For some people, this darkness of God is like a blanket one has at night but cannot see. Imagine a mother bringing an extra blanket into the bedroom of a child during the night. The blanket cannot be seen, and the child may stay sleeping as the mother places it on the child. One is aware of the blanket, keeping one warm, but one cannot imagine what it looks like. And, if it is a new blanket, one has no way of remembering it.
From some people, this stage takes a very long time. One can be in this darkness living by faith for most of one's life. For others, especially those young saints who were formed in purity at an early age, this stage can happen quickly. God is in charge, as He made each person and knows the needs of the soul, the mind, the heart.
John of the Cross, again... Wherefore, since this spiritual light is so simple, pure and general, not appropriated or restricted to any particular thing that can be understood, whether natural or Divine (since with respect to all these apprehensions the faculties of the soul are empty and annihilated), it follows that with great comprehensiveness and readiness the soul discerns and penetrates whatsoever thing presents itself to it, whether it come from above or from below; for which cause the Apostle said: That the spiritual man searches all things, even the deep things of God.141 For by this general and simple wisdom is understood that which the Holy Spirit says through the Wise Man, namely: That it reaches wheresoever it wills by reason of its purity;142 that is to say, because it is not restricted to any particular object of the intellect or affection. And this is the characteristic of the spirit that is purged and annihilated with respect to all particular affections and objects of the understanding, that in this state wherein it has pleasure in nothing and understands nothing in particular, but dwells in its emptiness, darkness and obscurity, it is fully prepared to embrace everything to the end that those words of Saint Paul may be fulfilled in it: Nihil habentes, et omnia possidentes.143 For such poverty of spirit as this would deserve such happiness.

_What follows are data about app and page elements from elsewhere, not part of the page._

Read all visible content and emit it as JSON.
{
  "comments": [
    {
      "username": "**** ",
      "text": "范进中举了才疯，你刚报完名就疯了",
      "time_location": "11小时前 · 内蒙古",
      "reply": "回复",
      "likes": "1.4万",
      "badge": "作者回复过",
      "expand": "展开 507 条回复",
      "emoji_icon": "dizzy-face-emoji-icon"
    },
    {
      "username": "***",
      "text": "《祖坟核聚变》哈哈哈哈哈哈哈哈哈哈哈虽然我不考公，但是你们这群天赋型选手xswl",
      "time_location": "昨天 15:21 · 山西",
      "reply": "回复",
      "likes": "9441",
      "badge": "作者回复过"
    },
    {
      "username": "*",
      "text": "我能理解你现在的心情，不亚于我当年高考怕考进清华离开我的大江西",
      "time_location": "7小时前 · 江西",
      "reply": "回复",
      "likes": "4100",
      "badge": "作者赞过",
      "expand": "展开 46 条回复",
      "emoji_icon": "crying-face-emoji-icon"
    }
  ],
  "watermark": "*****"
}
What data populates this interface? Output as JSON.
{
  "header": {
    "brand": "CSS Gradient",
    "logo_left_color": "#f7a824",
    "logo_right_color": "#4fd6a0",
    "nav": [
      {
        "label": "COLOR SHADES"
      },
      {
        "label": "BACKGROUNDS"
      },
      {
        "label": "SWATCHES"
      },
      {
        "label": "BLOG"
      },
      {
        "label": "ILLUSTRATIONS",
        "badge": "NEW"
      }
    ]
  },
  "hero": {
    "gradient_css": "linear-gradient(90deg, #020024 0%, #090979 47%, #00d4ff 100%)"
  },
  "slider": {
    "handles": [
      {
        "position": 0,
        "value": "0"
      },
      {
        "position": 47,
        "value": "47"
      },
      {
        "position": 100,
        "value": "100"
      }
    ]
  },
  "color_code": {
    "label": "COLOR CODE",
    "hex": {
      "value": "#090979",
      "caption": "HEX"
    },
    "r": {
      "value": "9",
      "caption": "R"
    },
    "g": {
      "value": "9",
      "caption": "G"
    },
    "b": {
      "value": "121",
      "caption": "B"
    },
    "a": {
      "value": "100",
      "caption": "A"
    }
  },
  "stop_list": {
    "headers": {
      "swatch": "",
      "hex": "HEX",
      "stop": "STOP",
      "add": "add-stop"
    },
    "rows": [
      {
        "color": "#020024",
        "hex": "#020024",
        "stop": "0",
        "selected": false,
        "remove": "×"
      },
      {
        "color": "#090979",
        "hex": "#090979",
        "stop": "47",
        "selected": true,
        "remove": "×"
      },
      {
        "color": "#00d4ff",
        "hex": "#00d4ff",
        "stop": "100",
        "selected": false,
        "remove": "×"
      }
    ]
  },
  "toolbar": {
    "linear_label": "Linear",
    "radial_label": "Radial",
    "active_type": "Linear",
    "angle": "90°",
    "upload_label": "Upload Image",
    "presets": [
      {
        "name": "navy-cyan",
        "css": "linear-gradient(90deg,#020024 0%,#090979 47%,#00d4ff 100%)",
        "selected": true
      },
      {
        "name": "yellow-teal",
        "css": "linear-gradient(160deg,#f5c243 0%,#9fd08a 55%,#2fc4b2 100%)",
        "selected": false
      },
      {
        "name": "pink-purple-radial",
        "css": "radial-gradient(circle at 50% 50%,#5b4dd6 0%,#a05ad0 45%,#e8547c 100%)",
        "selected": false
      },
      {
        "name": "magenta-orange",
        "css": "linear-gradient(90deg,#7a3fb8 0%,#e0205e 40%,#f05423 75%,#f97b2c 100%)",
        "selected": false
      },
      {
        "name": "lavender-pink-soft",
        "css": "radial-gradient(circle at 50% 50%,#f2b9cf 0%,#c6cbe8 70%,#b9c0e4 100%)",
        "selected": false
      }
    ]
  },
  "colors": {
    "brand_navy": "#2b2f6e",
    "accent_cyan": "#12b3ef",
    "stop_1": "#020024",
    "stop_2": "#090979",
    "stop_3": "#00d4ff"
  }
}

Nihil habentes, et omnia possidentes.
2 Corinthians 6:10
10 As sorrowful, yet always rejoicing; as needy, yet enriching many; as having nothing, and possessing all things.
This sorrow and joy combination is what St. Therese spoke of as "unfelt joy" and what some holy people have labelled the double life. One works in the life of the virtues, being joyful but in sorrow, and giving out of feeling and being nothing.
A new freedom occurs, as one realizes that one is not doing anything, but God through one. No longer is one doing, but being. God is taking over all aspects of one's person. When one is purified, one is then taken into the Unitive State, but I am not finished explaining this dark stage yet.
To be continued....